Content starts

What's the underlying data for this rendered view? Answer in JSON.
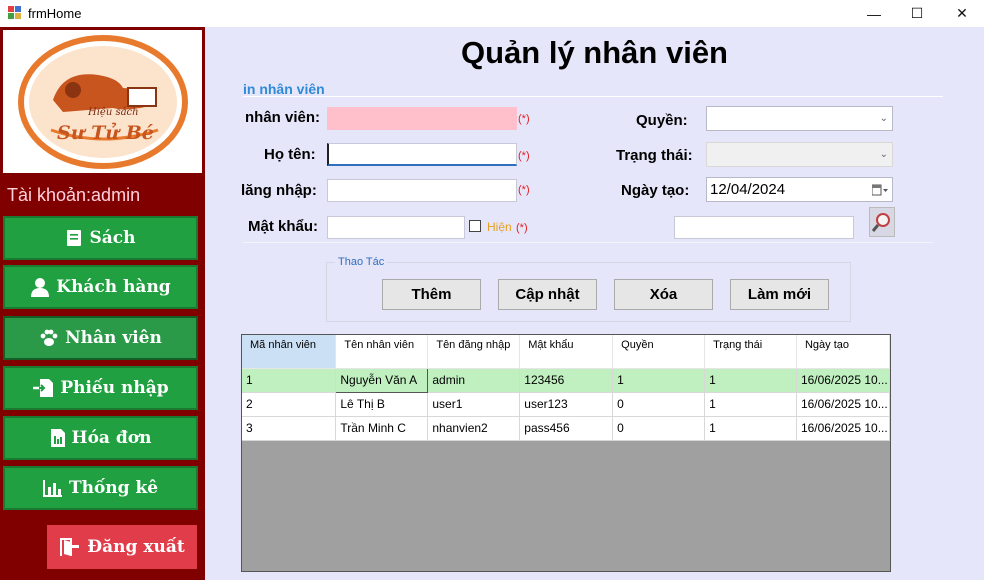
{
  "window": {
    "title": "frmHome",
    "minimize": "—",
    "maximize": "☐",
    "close": "✕"
  },
  "sidebar": {
    "logo_text_top": "Hiệu sách",
    "logo_text_main": "Sư Tử Bé",
    "account": "Tài khoản:admin",
    "items": [
      {
        "label": "Sách",
        "icon": "book-icon"
      },
      {
        "label": "Khách hàng",
        "icon": "user-icon"
      },
      {
        "label": "Nhân viên",
        "icon": "paw-icon"
      },
      {
        "label": "Phiếu nhập",
        "icon": "import-file-icon"
      },
      {
        "label": "Hóa đơn",
        "icon": "invoice-icon"
      },
      {
        "label": "Thống kê",
        "icon": "bar-chart-icon"
      }
    ],
    "logout": "Đăng xuất"
  },
  "main": {
    "title": "Quản lý nhân viên",
    "group_label": "in nhân viên",
    "form": {
      "id_label": "nhân viên:",
      "name_label": "Họ tên:",
      "username_label": "lăng nhập:",
      "password_label": "Mật khẩu:",
      "role_label": "Quyền:",
      "status_label": "Trạng thái:",
      "created_label": "Ngày tạo:",
      "created_value": "12/04/2024",
      "show_password_label": "Hiện",
      "required": "(*)"
    },
    "toolbox_label": "Thao Tác",
    "actions": {
      "add": "Thêm",
      "update": "Cập nhật",
      "delete": "Xóa",
      "refresh": "Làm mới"
    },
    "grid": {
      "columns": [
        "Mã nhân viên",
        "Tên nhân viên",
        "Tên đăng nhập",
        "Mật khẩu",
        "Quyền",
        "Trạng thái",
        "Ngày tạo"
      ],
      "rows": [
        [
          "1",
          "Nguyễn Văn A",
          "admin",
          "123456",
          "1",
          "1",
          "16/06/2025 10..."
        ],
        [
          "2",
          "Lê Thị B",
          "user1",
          "user123",
          "0",
          "1",
          "16/06/2025 10..."
        ],
        [
          "3",
          "Trần Minh C",
          "nhanvien2",
          "pass456",
          "0",
          "1",
          "16/06/2025 10..."
        ]
      ]
    }
  },
  "colors": {
    "sidebar": "#800000",
    "main_bg": "#e6e6fa",
    "nav_green": "#20a040",
    "logout_red": "#e03c4a"
  }
}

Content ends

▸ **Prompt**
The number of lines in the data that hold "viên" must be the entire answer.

▸ **Task result**
6